Joni Mitchell wrote the song: Woodstock, which will be the subject of the next musical portrait.
By the time I finish an artwork that can take a month or more, I have lost much of my earlier interest and am ready to move on. Thankful for a break it can take days to find and select the next piece of music to portray. Then it takes added time to convince myself that the chosen music is worth the effort. How I work is from project to project: I focused until I finish an artwork, and only then do I consider what to do next.

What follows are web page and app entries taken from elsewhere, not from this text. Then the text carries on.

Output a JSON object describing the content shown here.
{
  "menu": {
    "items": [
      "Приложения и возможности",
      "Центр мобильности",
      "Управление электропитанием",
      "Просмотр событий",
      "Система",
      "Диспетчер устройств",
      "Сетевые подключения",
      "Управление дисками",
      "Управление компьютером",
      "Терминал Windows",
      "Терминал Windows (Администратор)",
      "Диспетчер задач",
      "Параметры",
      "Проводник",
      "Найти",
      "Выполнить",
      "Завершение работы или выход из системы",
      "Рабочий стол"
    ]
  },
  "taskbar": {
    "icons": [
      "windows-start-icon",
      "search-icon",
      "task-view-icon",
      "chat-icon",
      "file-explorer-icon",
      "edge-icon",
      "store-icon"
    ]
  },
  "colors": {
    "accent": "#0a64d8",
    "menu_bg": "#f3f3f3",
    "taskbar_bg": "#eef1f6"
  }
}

Once I have chosen my next subject, I arrange the music. That was a lot easier before I added sound. Without sound or words, what I did was pick a phrase or a sentence from the music as a start point and follow that to an obvious end point. If the music included words I then had to choose carefully not only the words (Copywrite concerns on my part), but I had to make sure I still had a good start and end point. Now days with added sound, I create arrangements. What that means is I pick short sections from different parts of the music’s notation, change them to connect, and then together I create a pleasant flow of the music I am portraying. This takes days with many revisions. Eventually, I find an arrangement that sounds good to my ear. I then move on to the artwork, using my arrangement as my guide to building the artwork.
That is where I am at with this first blog entry about the Woodstock project. There is no first image of the artwork (The start date of his project is September 26th). Instead, I am offering a late revision of the music that I arranged for this artwork and that I will use as my guide to cut out, sand, prime, and paint what will be the notation parts for this project.

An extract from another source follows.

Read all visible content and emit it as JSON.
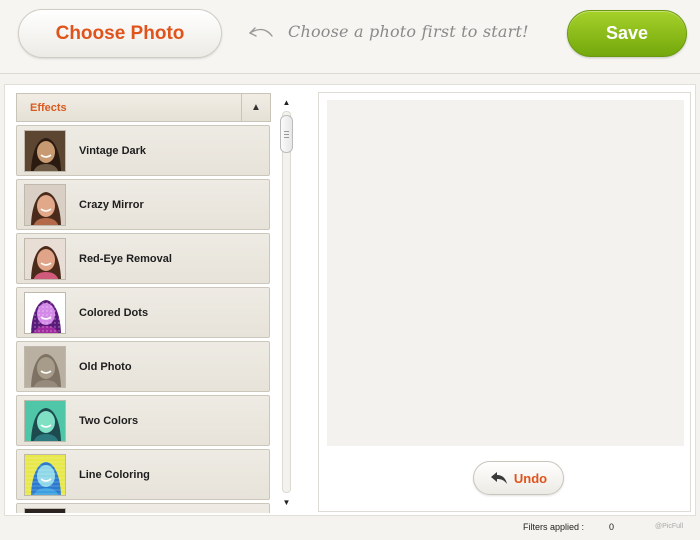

This is my current arrangement of the project Woodstock that comes from the music of Joni Mitchell:
In 1970 while in college in Madison the version of Woodstock I knew was by Crosby, Stills, Nash and Young. This song was on their album Déjà vu, a favorite album of mine. Their music confirmed my taste preference for the melodic style of Rock music
I discovered my rock n’ roll style when the Beatles came to America, as a sophomore in a rural high school farming town. I was a Beatles rock ‘n roll guy: great melodies and lyrics, at moderate volume, without any distortion. I had little to no interest in the groundbreaking hard rock style of Led Zeppelin. Obviously, my musical tastes expanded in college. I grew to like The Who, buying their album Live at Leedes, and Cream buying their two disc album Wheels of Fire. Still, The Beatles’ influenced continued into the eighties as I favored Madonna and the Funky sound of Prince, instead of Van Halen, whose music hits resurface with the passing of Eddie Van Halen.

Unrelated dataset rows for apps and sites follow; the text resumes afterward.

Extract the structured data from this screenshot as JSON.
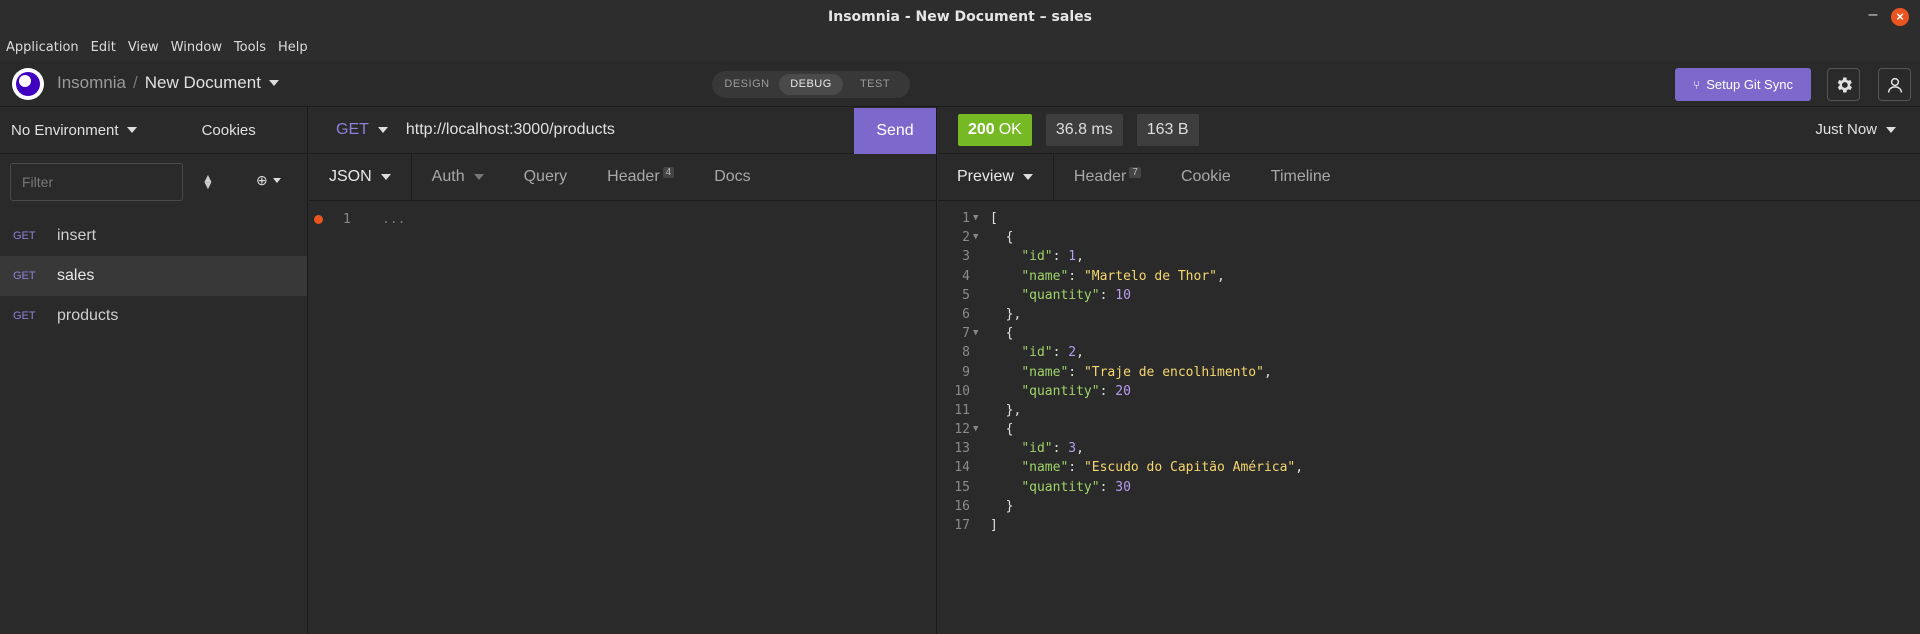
{
  "window": {
    "title": "Insomnia - New Document – sales"
  },
  "menu": [
    "Application",
    "Edit",
    "View",
    "Window",
    "Tools",
    "Help"
  ],
  "header": {
    "app_name": "Insomnia",
    "separator": "/",
    "document": "New Document",
    "modes": [
      "DESIGN",
      "DEBUG",
      "TEST"
    ],
    "active_mode": "DEBUG",
    "git_sync_label": "Setup Git Sync"
  },
  "sidebar": {
    "environment": "No Environment",
    "cookies": "Cookies",
    "filter_placeholder": "Filter",
    "requests": [
      {
        "method": "GET",
        "name": "insert",
        "active": false
      },
      {
        "method": "GET",
        "name": "sales",
        "active": true
      },
      {
        "method": "GET",
        "name": "products",
        "active": false
      }
    ]
  },
  "request": {
    "method": "GET",
    "url": "http://localhost:3000/products",
    "send_label": "Send",
    "tabs": [
      {
        "label": "JSON"
      },
      {
        "label": "Auth"
      },
      {
        "label": "Query"
      },
      {
        "label": "Header",
        "badge": "4"
      },
      {
        "label": "Docs"
      }
    ],
    "editor_line_number": "1",
    "editor_placeholder": "..."
  },
  "response": {
    "status_code": "200",
    "status_text": "OK",
    "time": "36.8 ms",
    "size": "163 B",
    "history": "Just Now",
    "tabs": [
      {
        "label": "Preview"
      },
      {
        "label": "Header",
        "badge": "7"
      },
      {
        "label": "Cookie"
      },
      {
        "label": "Timeline"
      }
    ]
  },
  "accent_colors": {
    "brand": "#7d69cb",
    "status_ok": "#75ba24",
    "close": "#e95420"
  }
}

Why then did I not arrange the version of Woodstock from my past? It was because recently when I listened to Joni Mitchell’s Folk rockin’ version of Woodstock; it caught my interest. I knew it would be a better fit for my current limited arrangement abilities, and it would be an acknowledgement of my early years appreciation for Folk music. Folk music later paralleled my preference for rock ‘n roll and grew from the likes of Peter, Paul and Mary, to Joni Mitchell, who I often mixed up with another favorite of mine, Judy Collins. I believe the album Déjà vu contains several other songs that are artwork worthy of future projects for the Sixties time in my life. This one is a thank you to Joni Mitchell, and her lyrics about my lasting memory of the Woodstock Rock Festival.
Finally, unrelated to the music, I have a comment about this blog site. Starting early in its existence, I made up a goal to post the same number of letters Vincent Van Gogh wrote to his brother, Theo Van Gogh. That total is a challenging 658. After ten years of blogging, this post will bring me to 637. I am only twenty-one away.
Scott Von Holzen